[Entries from a dataset of interfaces]
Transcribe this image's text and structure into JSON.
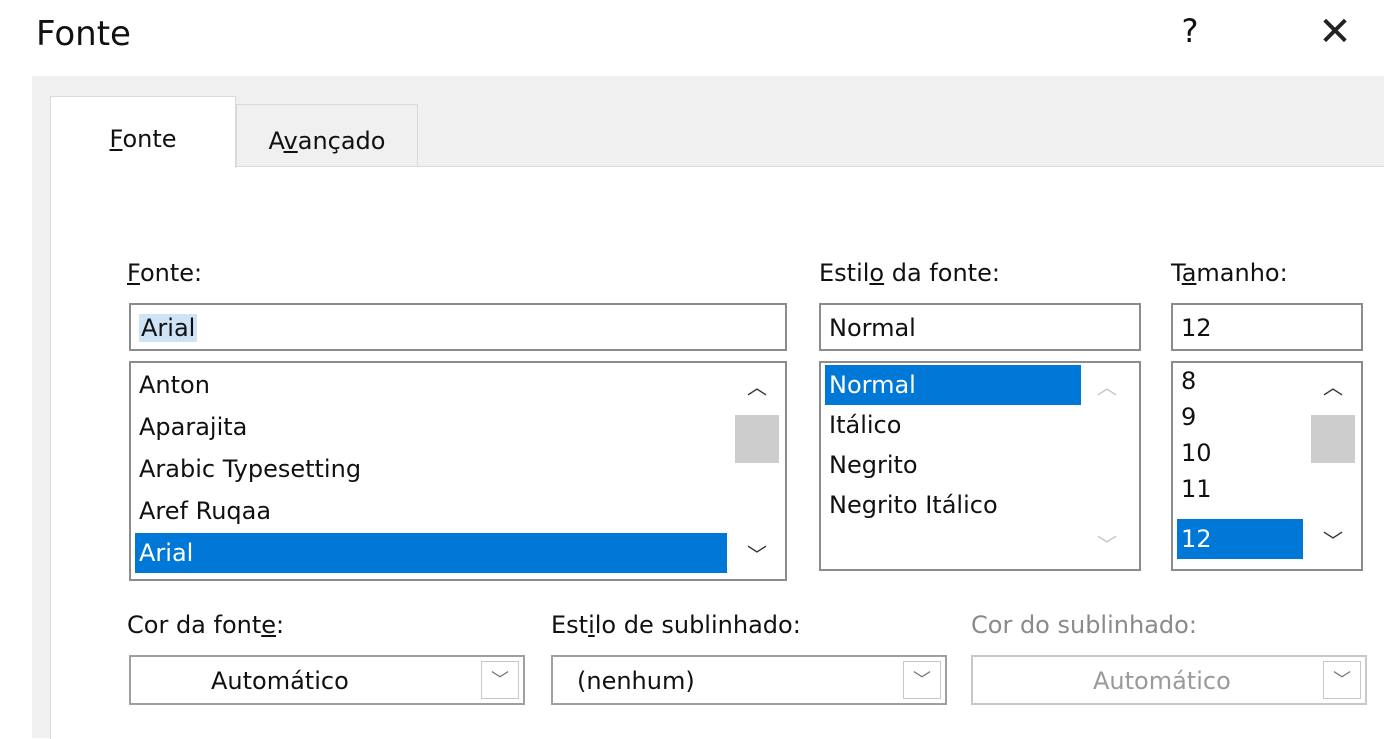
{
  "window": {
    "title": "Fonte",
    "help": "?",
    "close": "✕"
  },
  "tabs": [
    {
      "label": "Fonte",
      "accel": "F",
      "rest": "onte",
      "active": true
    },
    {
      "label": "Avançado",
      "pre": "A",
      "accel": "v",
      "rest": "ançado",
      "active": false
    }
  ],
  "font": {
    "label_accel": "F",
    "label_rest": "onte:",
    "value": "Arial",
    "list": [
      "Anton",
      "Aparajita",
      "Arabic Typesetting",
      "Aref Ruqaa",
      "Arial"
    ],
    "selected_index": 4
  },
  "style": {
    "label_pre": "Estil",
    "label_accel": "o",
    "label_rest": " da fonte:",
    "value": "Normal",
    "list": [
      "Normal",
      "Itálico",
      "Negrito",
      "Negrito Itálico"
    ],
    "selected_index": 0
  },
  "size": {
    "label_pre": "T",
    "label_accel": "a",
    "label_rest": "manho:",
    "value": "12",
    "list": [
      "8",
      "9",
      "10",
      "11",
      "12"
    ],
    "selected_index": 4
  },
  "font_color": {
    "label_pre": "Cor da font",
    "label_accel": "e",
    "label_rest": ":",
    "value": "Automático"
  },
  "underline_style": {
    "label_pre": "Est",
    "label_accel": "i",
    "label_rest": "lo de sublinhado:",
    "value": "(nenhum)"
  },
  "underline_color": {
    "label": "Cor do sublinhado:",
    "value": "Automático",
    "disabled": true
  },
  "icons": {
    "scroll_up": "chevron-up-icon",
    "scroll_down": "chevron-down-icon",
    "dropdown": "chevron-down-icon"
  },
  "colors": {
    "selection": "#0078d7",
    "dialog_bg": "#f0f0f0"
  }
}
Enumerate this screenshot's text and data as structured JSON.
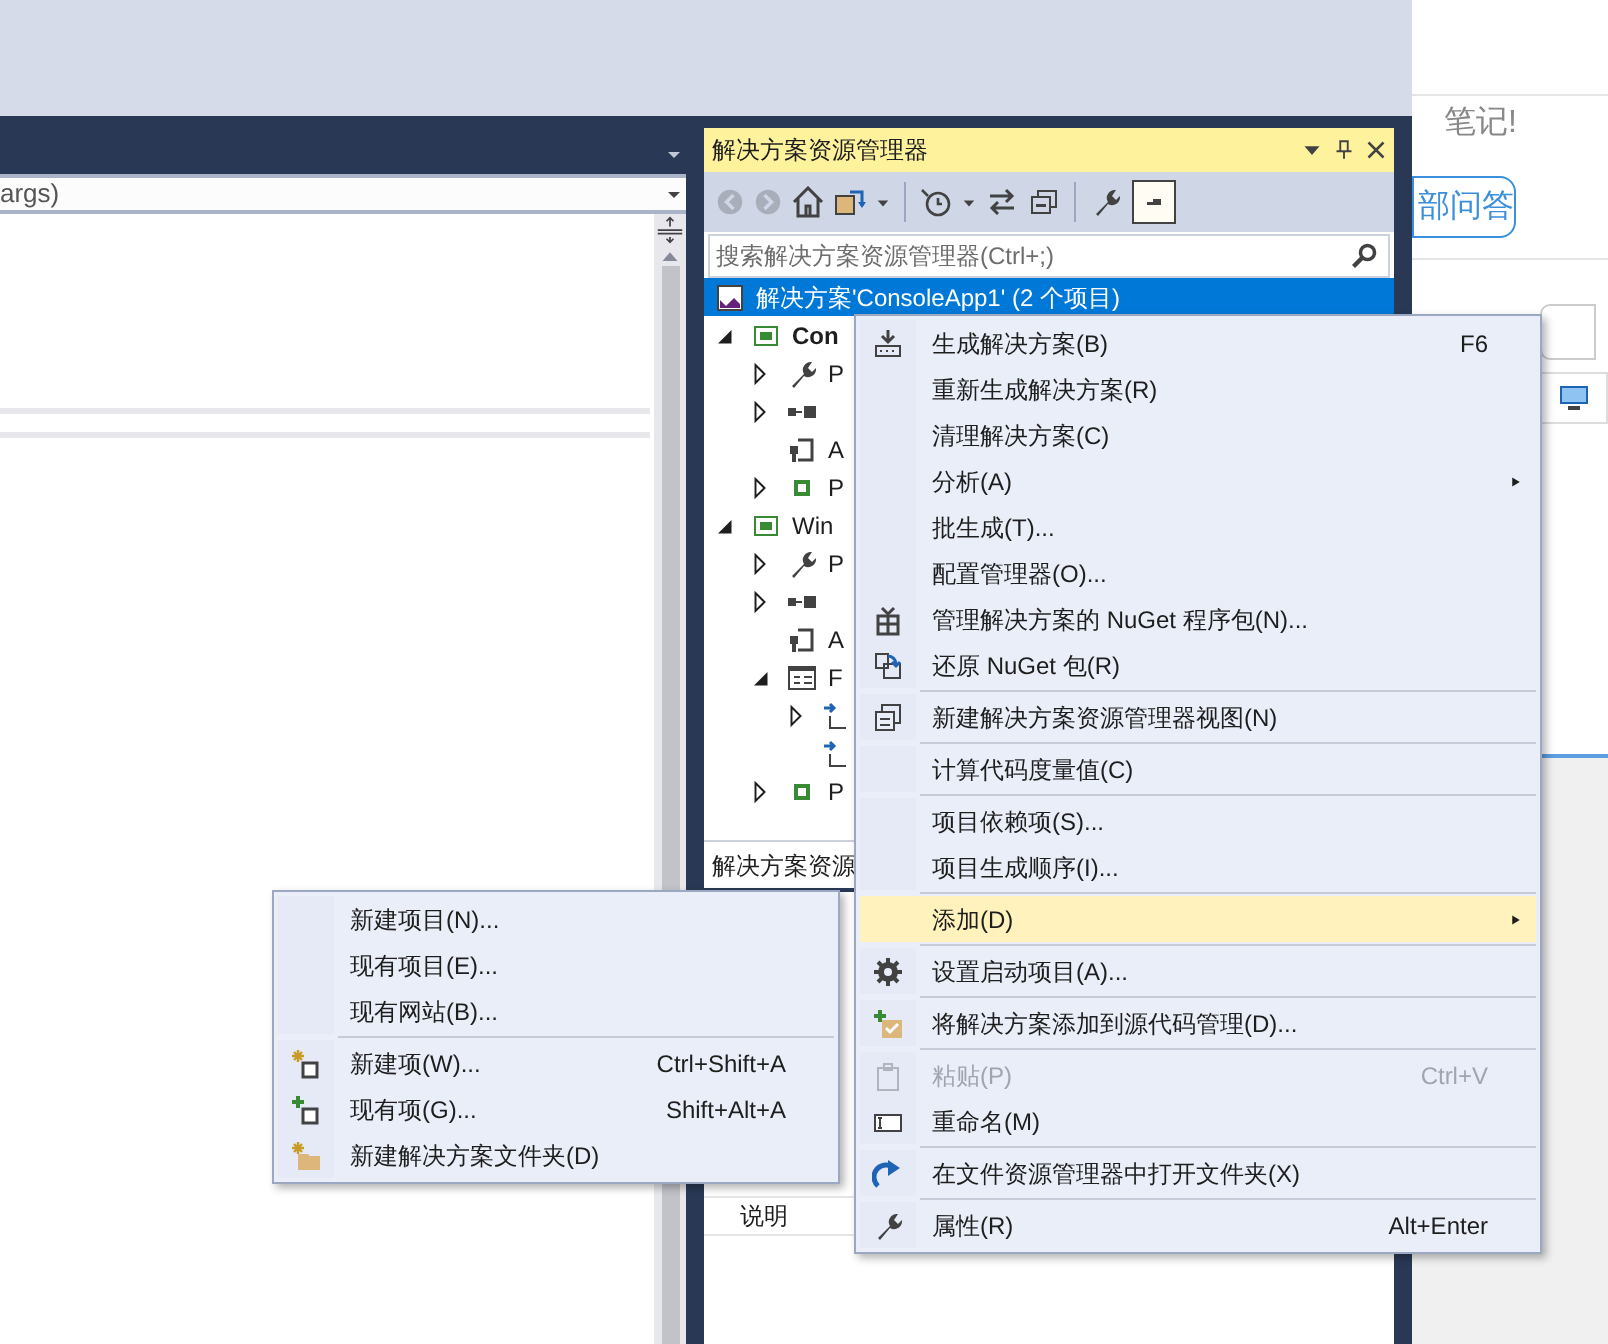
{
  "editor": {
    "navigation_text": "args)"
  },
  "browser": {
    "heading": "笔记!",
    "button": "部问答"
  },
  "solution_explorer": {
    "title": "解决方案资源管理器",
    "search": {
      "placeholder": "搜索解决方案资源管理器(Ctrl+;)"
    },
    "tree": [
      {
        "label": "解决方案'ConsoleApp1' (2 个项目)",
        "kind": "solution",
        "selected": true,
        "children": [
          {
            "label": "Con",
            "kind": "csproj",
            "bold": true,
            "expanded": true,
            "selected": false,
            "children": [
              {
                "label": "P",
                "kind": "wrench",
                "expanded": false,
                "selected": false
              },
              {
                "kind": "references",
                "expanded": false,
                "selected": false
              },
              {
                "label": "A",
                "kind": "config",
                "selected": false
              },
              {
                "label": "P",
                "kind": "csfile",
                "expanded": false,
                "selected": false
              }
            ]
          },
          {
            "label": "Win",
            "kind": "csproj",
            "bold": false,
            "expanded": true,
            "selected": false,
            "children": [
              {
                "label": "P",
                "kind": "wrench",
                "expanded": false,
                "selected": false
              },
              {
                "kind": "references",
                "expanded": false,
                "selected": false
              },
              {
                "label": "A",
                "kind": "config",
                "selected": false
              },
              {
                "label": "F",
                "kind": "form",
                "expanded": true,
                "selected": false,
                "children": [
                  {
                    "kind": "linkfile",
                    "expanded": false,
                    "selected": false
                  },
                  {
                    "kind": "linkfile",
                    "selected": false
                  }
                ]
              },
              {
                "label": "P",
                "kind": "csfile",
                "expanded": false,
                "selected": false
              }
            ]
          }
        ]
      }
    ],
    "bottom_tab": "解决方案资源"
  },
  "properties": {
    "rows": [
      "说明"
    ]
  },
  "context_menu": {
    "groups": [
      [
        {
          "label": "生成解决方案(B)",
          "shortcut": "F6",
          "kind": "build",
          "has_submenu": false,
          "highlighted": false,
          "disabled": false
        },
        {
          "label": "重新生成解决方案(R)",
          "has_submenu": false,
          "highlighted": false,
          "disabled": false
        },
        {
          "label": "清理解决方案(C)",
          "has_submenu": false,
          "highlighted": false,
          "disabled": false
        },
        {
          "label": "分析(A)",
          "has_submenu": true,
          "highlighted": false,
          "disabled": false
        },
        {
          "label": "批生成(T)...",
          "has_submenu": false,
          "highlighted": false,
          "disabled": false
        },
        {
          "label": "配置管理器(O)...",
          "has_submenu": false,
          "highlighted": false,
          "disabled": false
        },
        {
          "label": "管理解决方案的 NuGet 程序包(N)...",
          "kind": "package",
          "has_submenu": false,
          "highlighted": false,
          "disabled": false
        },
        {
          "label": "还原 NuGet 包(R)",
          "kind": "restore",
          "has_submenu": false,
          "highlighted": false,
          "disabled": false
        }
      ],
      [
        {
          "label": "新建解决方案资源管理器视图(N)",
          "kind": "windows",
          "has_submenu": false,
          "highlighted": false,
          "disabled": false
        }
      ],
      [
        {
          "label": "计算代码度量值(C)",
          "has_submenu": false,
          "highlighted": false,
          "disabled": false
        }
      ],
      [
        {
          "label": "项目依赖项(S)...",
          "has_submenu": false,
          "highlighted": false,
          "disabled": false
        },
        {
          "label": "项目生成顺序(I)...",
          "has_submenu": false,
          "highlighted": false,
          "disabled": false
        }
      ],
      [
        {
          "label": "添加(D)",
          "has_submenu": true,
          "highlighted": true,
          "disabled": false
        }
      ],
      [
        {
          "label": "设置启动项目(A)...",
          "kind": "gear",
          "has_submenu": false,
          "highlighted": false,
          "disabled": false
        }
      ],
      [
        {
          "label": "将解决方案添加到源代码管理(D)...",
          "kind": "addsource",
          "has_submenu": false,
          "highlighted": false,
          "disabled": false
        }
      ],
      [
        {
          "label": "粘贴(P)",
          "shortcut": "Ctrl+V",
          "kind": "paste",
          "has_submenu": false,
          "highlighted": false,
          "disabled": true
        },
        {
          "label": "重命名(M)",
          "kind": "rename",
          "has_submenu": false,
          "highlighted": false,
          "disabled": false
        }
      ],
      [
        {
          "label": "在文件资源管理器中打开文件夹(X)",
          "kind": "redo",
          "has_submenu": false,
          "highlighted": false,
          "disabled": false
        }
      ],
      [
        {
          "label": "属性(R)",
          "shortcut": "Alt+Enter",
          "kind": "wrench",
          "has_submenu": false,
          "highlighted": false,
          "disabled": false
        }
      ]
    ]
  },
  "add_submenu": {
    "groups": [
      [
        {
          "label": "新建项目(N)..."
        },
        {
          "label": "现有项目(E)..."
        },
        {
          "label": "现有网站(B)..."
        }
      ],
      [
        {
          "label": "新建项(W)...",
          "shortcut": "Ctrl+Shift+A",
          "kind": "newitem"
        },
        {
          "label": "现有项(G)...",
          "shortcut": "Shift+Alt+A",
          "kind": "existingitem"
        },
        {
          "label": "新建解决方案文件夹(D)",
          "kind": "newfolder"
        }
      ]
    ]
  }
}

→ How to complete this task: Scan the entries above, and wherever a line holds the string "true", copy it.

→ Answer to this task:
      "active": true
    "disabled": true
        "selected": true,
            "bold": true,
            "expanded": true,
            "expanded": true,
                "expanded": true,
          "has_submenu": true,
          "has_submenu": true,
          "highlighted": true,
          "disabled": true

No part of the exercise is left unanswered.